**Circulate:** Ask students to review the algorithms with a partner and group them into categories. Move around the room making sure students are not getting stuck. If they finish early push them to see if they can think about the problem in a different way.

**Prompt:** Discuss with another group. which of these algorithms are "the same" as one another?

**Discuss:** Have students discuss the prompt with another before asking them to share with the room. Lead a discussion on their experiences using tips from the discussion goal below.

###### Discussion Goal

This discussion should focus on what made the algorithms the same. While they are designed to fall into two categories, ideally a number of points should come out of this discussion.

- Algorithms 1, 3, and 4 draw a square while 2, 5, and 6 draw a rectangle.
- Some of these algorithms turn the robot right by turning left three times. It's debateable whether we can really call these algorithms "the same"
- Some of these algorithms create lists or variables to store information. Depending on the context we may not be able to call these algorithms "the same"

## Wrap up (10 Minutes)

### Journal

Students add the following vocabulary words and definitions to their journals:

- Problem: a general description of a task that can (or cannot) be solved with an algorithm
- Algorithm: a finite set of instructions that accomplish a task
*Note:*There are usually many algorithms to solve the same problem, and many ways to write or express one algorithm including natural language, psuedocode, diagrams, and are implemented using programming code. All algorithms can be created by combining steps in three different ways: sequencing, selection, and iteration.

- Sequencing: Putting steps in an order
- Selection: Deciding which steps to do next
- Iteration: Doing some steps over and over

**Prompt:** How did today's activities change the way you think about algorithms and problems?

**Discuss:** Have students think about their answers on their own, then share with a partner, and then finally discuss responses with the entire room.

###### Discussion Goal

Use this discussion to reinforce vocabulary introduced in this lesson and check in on whether students have begun the transition towards thinking on a higher level about algorithms and problems.

### Remarks

- Computer scientists don't just think about "code", they think about problems and the algorithms that solve them.

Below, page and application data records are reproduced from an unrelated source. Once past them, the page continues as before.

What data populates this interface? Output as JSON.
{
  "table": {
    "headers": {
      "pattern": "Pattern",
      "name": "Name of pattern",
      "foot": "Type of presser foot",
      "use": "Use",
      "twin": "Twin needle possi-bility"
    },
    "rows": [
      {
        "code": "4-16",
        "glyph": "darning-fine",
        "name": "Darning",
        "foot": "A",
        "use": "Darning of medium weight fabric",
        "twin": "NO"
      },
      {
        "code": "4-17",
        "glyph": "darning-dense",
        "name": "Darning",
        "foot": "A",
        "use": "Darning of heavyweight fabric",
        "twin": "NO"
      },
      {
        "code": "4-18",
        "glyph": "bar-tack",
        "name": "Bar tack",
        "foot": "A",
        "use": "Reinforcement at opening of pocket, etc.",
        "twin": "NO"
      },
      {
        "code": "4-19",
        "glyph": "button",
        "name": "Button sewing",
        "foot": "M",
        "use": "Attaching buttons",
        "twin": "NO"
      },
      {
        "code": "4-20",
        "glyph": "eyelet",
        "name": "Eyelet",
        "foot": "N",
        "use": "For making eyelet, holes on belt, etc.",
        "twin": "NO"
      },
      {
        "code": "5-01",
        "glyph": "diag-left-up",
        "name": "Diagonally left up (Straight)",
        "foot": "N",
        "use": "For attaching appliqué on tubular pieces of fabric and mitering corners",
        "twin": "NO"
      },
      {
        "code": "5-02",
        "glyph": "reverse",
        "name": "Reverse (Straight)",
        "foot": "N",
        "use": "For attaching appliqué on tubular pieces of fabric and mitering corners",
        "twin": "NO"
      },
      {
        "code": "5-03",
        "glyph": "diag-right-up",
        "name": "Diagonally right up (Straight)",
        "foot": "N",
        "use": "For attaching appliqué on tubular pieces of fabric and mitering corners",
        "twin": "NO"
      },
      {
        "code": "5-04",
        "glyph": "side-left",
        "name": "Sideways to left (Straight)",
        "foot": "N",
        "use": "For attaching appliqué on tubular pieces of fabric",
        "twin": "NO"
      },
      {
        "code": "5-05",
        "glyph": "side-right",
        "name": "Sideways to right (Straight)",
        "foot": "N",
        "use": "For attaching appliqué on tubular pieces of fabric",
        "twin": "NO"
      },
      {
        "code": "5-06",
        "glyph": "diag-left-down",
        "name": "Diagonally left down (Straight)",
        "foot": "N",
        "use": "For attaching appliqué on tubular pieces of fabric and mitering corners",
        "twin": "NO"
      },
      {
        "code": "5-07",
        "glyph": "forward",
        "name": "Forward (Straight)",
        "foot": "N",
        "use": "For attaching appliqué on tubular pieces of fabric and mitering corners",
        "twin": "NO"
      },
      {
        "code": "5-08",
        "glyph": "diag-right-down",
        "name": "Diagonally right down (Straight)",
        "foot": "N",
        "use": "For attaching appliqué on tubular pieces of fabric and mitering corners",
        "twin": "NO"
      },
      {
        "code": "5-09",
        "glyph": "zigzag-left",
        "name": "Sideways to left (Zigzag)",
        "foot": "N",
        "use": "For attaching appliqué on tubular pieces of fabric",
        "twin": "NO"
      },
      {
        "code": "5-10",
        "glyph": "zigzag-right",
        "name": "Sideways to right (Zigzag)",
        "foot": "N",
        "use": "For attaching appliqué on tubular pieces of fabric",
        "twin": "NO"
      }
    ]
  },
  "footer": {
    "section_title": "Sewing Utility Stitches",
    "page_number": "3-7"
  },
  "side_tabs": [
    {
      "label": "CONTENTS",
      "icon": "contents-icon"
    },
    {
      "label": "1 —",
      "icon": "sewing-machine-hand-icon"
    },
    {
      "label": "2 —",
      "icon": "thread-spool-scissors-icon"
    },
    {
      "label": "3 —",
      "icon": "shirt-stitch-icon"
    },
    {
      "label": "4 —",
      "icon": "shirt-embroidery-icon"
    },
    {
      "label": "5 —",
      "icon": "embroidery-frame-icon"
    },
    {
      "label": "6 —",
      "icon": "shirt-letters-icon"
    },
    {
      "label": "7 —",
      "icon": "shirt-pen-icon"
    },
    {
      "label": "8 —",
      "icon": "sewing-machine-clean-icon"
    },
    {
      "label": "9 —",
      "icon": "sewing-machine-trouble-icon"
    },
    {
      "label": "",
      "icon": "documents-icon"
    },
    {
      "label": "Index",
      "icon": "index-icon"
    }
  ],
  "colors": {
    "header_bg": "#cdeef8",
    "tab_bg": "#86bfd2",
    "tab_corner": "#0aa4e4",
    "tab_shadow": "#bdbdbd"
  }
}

In this unit we're going to explore what makes two problems, or two algorithms, similar or different from one another, and the way computer scientists talk about them. Not only will you be a better programmer, but you'll get to work on some really interesting problems along the way.

## Assessment: Check for Understanding

### For Students

Open a word doc or google doc and copy/paste the following question.

### Question

In your own words explain the difference between a problem and an algorithm.

## Standards Alignment

**CSP2021:**AAP-2.A.1, AAP-2.A.2, AAP-2.A.3, AAP-2.A.4**CSP2021:**AAP-2.B.1**CSP2021:**AAP-2.G.1**CSP2021:**AAP-2.J.1**CSP2021:**AAP-2.L.1, AAP-2.L.2, AAP-2.L.5

## Next Tutorial

In the next tutorial, we will discuss Code.Org Unit 6 Lesson 2, which describes Learn about efficiency in algorithms.